There are many different facets of methodology that can be applied to an experimental design regarding academic research and essay writing. This statement is a generalization that can be made about these different types of approaches to academic research, which have their respective advantages and disadvantages. Surveys and experiments are examples of fixed research designs, which are more quantitative than qualitative and have more aspects of this type of theory. Quantitative studies tend to rely on hard data and statistics that can provide generalizable results about a population, whereas qualitative studies could be more of a case example or subjective viewpoint. As the extant literature states about the difference between fixed and flexible designs, "Flexible research designs are much more difficult to pin down than fixed designs. This is in part because it is only in recent years that researchers have given consideration to the design issues which they raise. Previously there had been a tradition in the disciplines of social anthropology of an apprenticeship model". Generally, for academic research and essay writing, flexible designs offer benefits to research that can change as new variables come up throughout the process, whereas fixed or quantitative designs offer benefits to research that is about stabilizing and controlling a certain state of variables or predictions.
Proper academic research often employs the quantitative survey method. This methodology differs from explicit ethnography in that it is more rationalized and quantitative in nature, and primarily seeks to answer research questions through the proposition that scientific research cannot be proposed without substantive or grounded data to back it up. This makes the use of statistical information very popular with other type theorists, but getting statistics on the future is difficult, and therefore this is another appropriate reason for academic research to be covered in a quantitative manner, rather than grounded theory or qualitative methods. This will still have facets of scientific inquiry however, which relies on hypothesis testing, verification techniques, and quantitative forms of analysis. As Robson implies through the categorical division of validity issues in research, the categorization or coding process is just as important as the research itself in many cases: "Literature discussing similar findings is important as well because it ties together underlying similarities in phenomena normally not associated with each other. The result is often a theory with stronger internal validity, wider generalizability, and higher conceptual level". The stronger the validity of the question, the stronger the process will be in eventuality in terms of producing definite results.
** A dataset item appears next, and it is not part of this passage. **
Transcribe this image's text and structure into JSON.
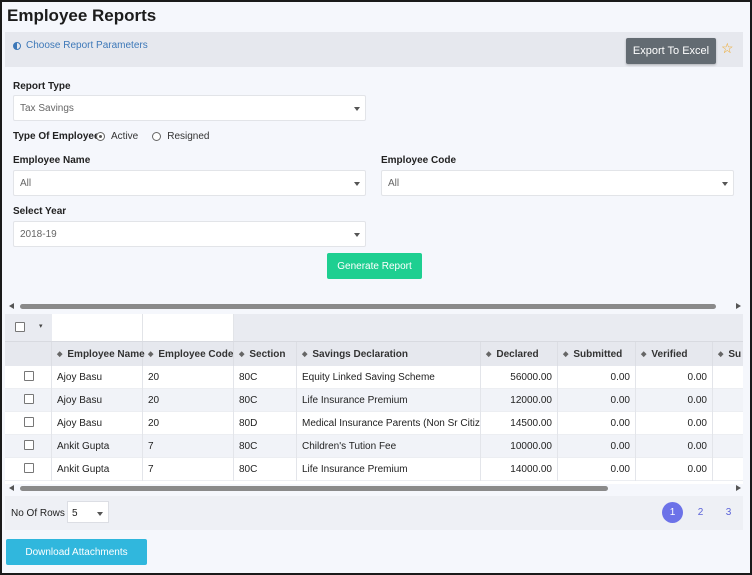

Academic research may be interested in producing empirical data than attitudes and beliefs, but it all depends on the academic discipline. It may be better to do another type of assessment measure, but it also may behoove academic researchers to use quantitative methods, because these types of designs are more rigid, but they also offer researchers results that are often more solid and considered to be more scientifically credible. In some cases, researchers using more qualitative designs do not even want to be considered part of the scientific process. Research design defined generally is the form or framework the experimenter uses to get the results of the study. There are many different kinds of research designs, both qualitative and quantitative, and flexible designs represent qualitative for the most part, whereas fixed designs represent quantitative type studies.
Fixed research designs serve the purpose of showing causal motivations, observing present conditions and longitudinal comparisons, and establishing relationships with evidence from a sample size that is generally large or, in some cases, deferred to a larger statistical research body.